In most instances you can can sell your primary residence without incurring any tax liability. You can make up to $250,000 in profit if you’re a single owner, twice that if you’re married, and not owe any capital gains taxes.
There are a few requirements to avoid owing any tax. First, the property you’re selling must be your principal residence. That means you live in it. This tax break doesn’t apply to a house or other property that you have solely for investment purposes. In those cases, the usual capital gains rules apply.
You can, however, turn a rental house into your primary residence, making the sale of it eligible for the exclusion. This is accomplished when you meet the IRS use and ownership tests: You own and live in the home for two out of the five years before the sale. Your actual habitation of the home doesn’t have to be sequential. The IRS lets you aggregate your time living in the house to meet the two-year residency requirement.
You don’t even have to live in the house at the date of sale. The flexibility of the use test means you could live in your house for a year, rent it for two, move back in for another year and rent it again the year before you sell. Since during those five years you owned and lived in the property for two years, you meet the use and ownership tests.
While technically there’s no limit on the number of homes you can sell and thus reap tax-free gain, each sale must be at least two years apart. That still leaves you room to make some money on several properties. You can sell your residence this year, pocket any gain within the tax limits and buy a new residence. Two years later, you can do the same thing, again and again every two years.

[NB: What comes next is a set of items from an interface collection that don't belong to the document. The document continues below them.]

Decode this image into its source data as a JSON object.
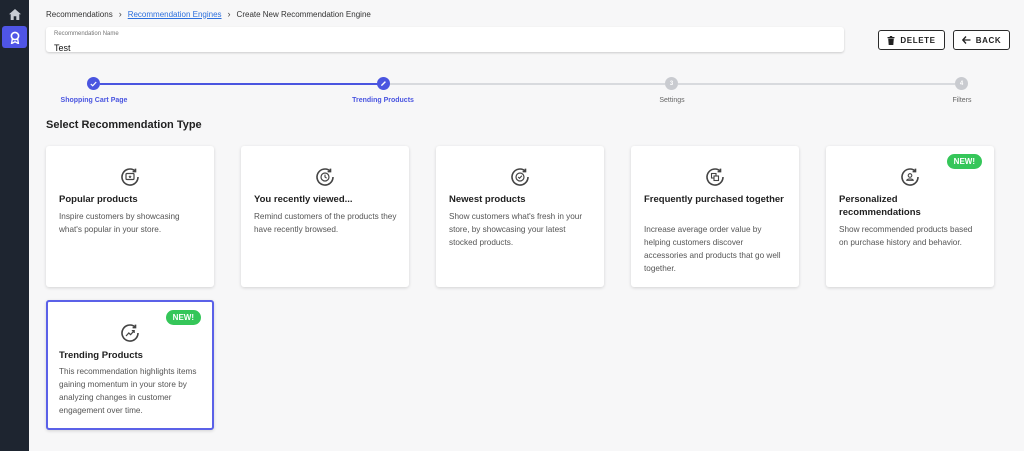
{
  "sidebar": {
    "items": [
      {
        "name": "home",
        "icon": "home-icon"
      },
      {
        "name": "recommendations",
        "icon": "ribbon-icon",
        "active": true
      }
    ],
    "accent": "#4f55e6"
  },
  "breadcrumb": {
    "root": "Recommendations",
    "parent": "Recommendation Engines",
    "current": "Create New Recommendation Engine"
  },
  "name_field": {
    "label": "Recommendation Name",
    "value": "Test"
  },
  "actions": {
    "delete_label": "DELETE",
    "back_label": "BACK"
  },
  "stepper": {
    "steps": [
      {
        "label": "Shopping Cart Page",
        "number": "1",
        "state": "completed"
      },
      {
        "label": "Trending Products",
        "number": "2",
        "state": "current"
      },
      {
        "label": "Settings",
        "number": "3",
        "state": "pending"
      },
      {
        "label": "Filters",
        "number": "4",
        "state": "pending"
      }
    ],
    "active_color": "#4a55e0"
  },
  "section_title": "Select Recommendation Type",
  "cards": [
    {
      "title": "Popular products",
      "description": "Inspire customers by showcasing what's popular in your store.",
      "icon": "chat-star-icon",
      "badge": ""
    },
    {
      "title": "You recently viewed...",
      "description": "Remind customers of the products they have recently browsed.",
      "icon": "clock-icon",
      "badge": ""
    },
    {
      "title": "Newest products",
      "description": "Show customers what's fresh in your store, by showcasing your latest stocked products.",
      "icon": "check-badge-icon",
      "badge": ""
    },
    {
      "title": "Frequently purchased together",
      "description": "Increase average order value by helping customers discover accessories and products that go well together.",
      "icon": "copy-icon",
      "badge": ""
    },
    {
      "title": "Personalized recommendations",
      "description": "Show recommended products based on purchase history and behavior.",
      "icon": "user-icon",
      "badge": "NEW!"
    },
    {
      "title": "Trending Products",
      "description": "This recommendation highlights items gaining momentum in your store by analyzing changes in customer engagement over time.",
      "icon": "trend-up-icon",
      "badge": "NEW!",
      "selected": true
    }
  ],
  "badge_color": "#35c659"
}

While a husband and wife get double the exclusion of single home sellers, couples also have some additional considerations when it comes to determining whether their sale is tax-free.
Either spouse can meet the ownership test. For example, the IRS says it’s OK if you owned the home for the last two years, but you just added your new husband to the title when you got married six months ago. Since you owned the residence for the requisite time, as joint filers you have no problem meeting the ownership test even though your husband wasn’t an official owner for that long.
However, both husband and wife must pass the use test; that is, each must live in the residence for two years. But the shared use doesn’t have to be while you file jointly. If you and your now-husband shared the home for 1½ years before tying the knot and then six months as newlyweds, the IRS will allow you to claim the exemption. But if he didn’t move in until the wedding day, you’re out of tax-exclusion luck. The two-year eligibility rule applies to both spouses.
Under this couple requirement, if either spouse sold a home and used the exclusion within two years of the sale of any jointly-owned property, the couple can’t claim the exclusion. That means if one spouse sold a home a month before the wedding, then you’ll have to wait two years after that property’s sale date before you can dispose of your shared marital residence tax-free.
If you and your spouse met the use and ownership tests, as well as the two-year previous-sale time limit, it’s time to do the math to determine if any capital gains taxes are due upon the sale.
It’s your gain, or profit, that determines the size or lack of a tax bill. In fact, you can sell your house for $1 million and still not owe Uncle Sam as long as the profit portion was not more than $250,000 or $500,000, depending on your filing status. If you can exclude all the gain, then you owe no taxes. You are permitted to add the cost of any capital improvements to the purchase price to offset the gain.
Even if you don’t meet all the home-sale exclusion tests, your tax break might not be totally lost.
When an owner sells his house because of special conditions, such as a change in health, employment or unforeseen circumstances, he’s eligible for a prorated tax-free gain.
Members of the military also get special home-sale consideration. Because of redeployments, soldiers often find it hard to meet the residency rule and end up owing taxes when they sell. But a law change in 2003 now exempts military personnel from the two-year use requirement (for up to 10 years), letting them qualify for the full exclusion whenever they must move to fulfill service commitments.